Q And Answer: The Formality Of A Rubber Watch Band

July 3, 2010

Q and Answer: The Formality of a Rubber Watch Band

James asks: I’ve been concerned recently about the occasions on which it is appropriate to wear my current wristwatch. The watch is a handsome and somewhat expensive Swiss Army Chronometer in a very nice burgundy. Color matching is no issue, but the problem is the black rubber wristwatch band. The band seems a fairly inelegant piece. I’ve considered replacing the band, but I can’t find one that seems appropriate, so I’m fairly committed to the band I have. Does this choice mean that I cannot wear this wristwatch in semi-formal or formal occasions?

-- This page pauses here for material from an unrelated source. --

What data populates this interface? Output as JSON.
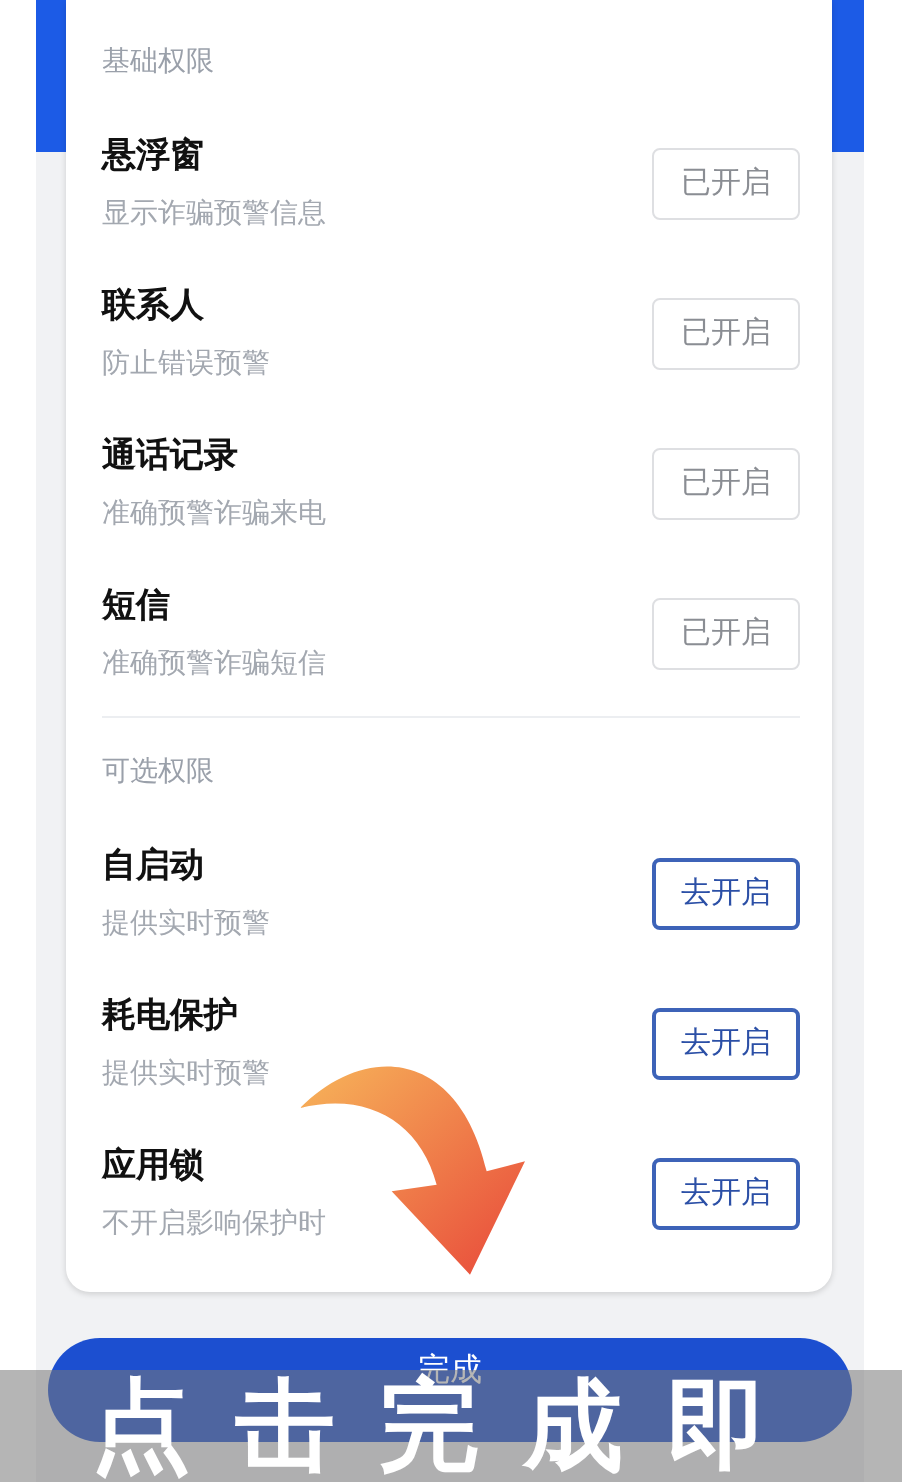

Your instincts are right on.  A watch with a rubber band is strictly for casual or sporting wear.  A metal band is generally for casual wear, and a leather band is suitable for any purpose.  When you think of the formality of a watch remember that watches are made for purposes.  A chronometer is made for sport, usually styled for sport, and generally should be worn for sport (or at least in a casual situation where you can pretend sport might break out at any time).  Certainly there are exceptions, but with a rubber band and a colored face, your watch isn’t one.  With watches, simple means formal.  A plain white face, without complications, and a black leather band is as formal as it gets.

If you like this watch, hang on to it, and wear it casually.  Enjoy it.  Consider investing in something more formal for more formal occasions.  You can probably buy a lovely, good-quality precious metal manual-wind watch from the middle of the 20th century – say a Longines or a Bulova – for a couple hundred dollars that will do you well for the rest of your life.  Buy something you can afford, that appeals to you, with a real movement (no quartz), and buy something made by a company that makes watches, not clothes or even (sorry) pocket knives.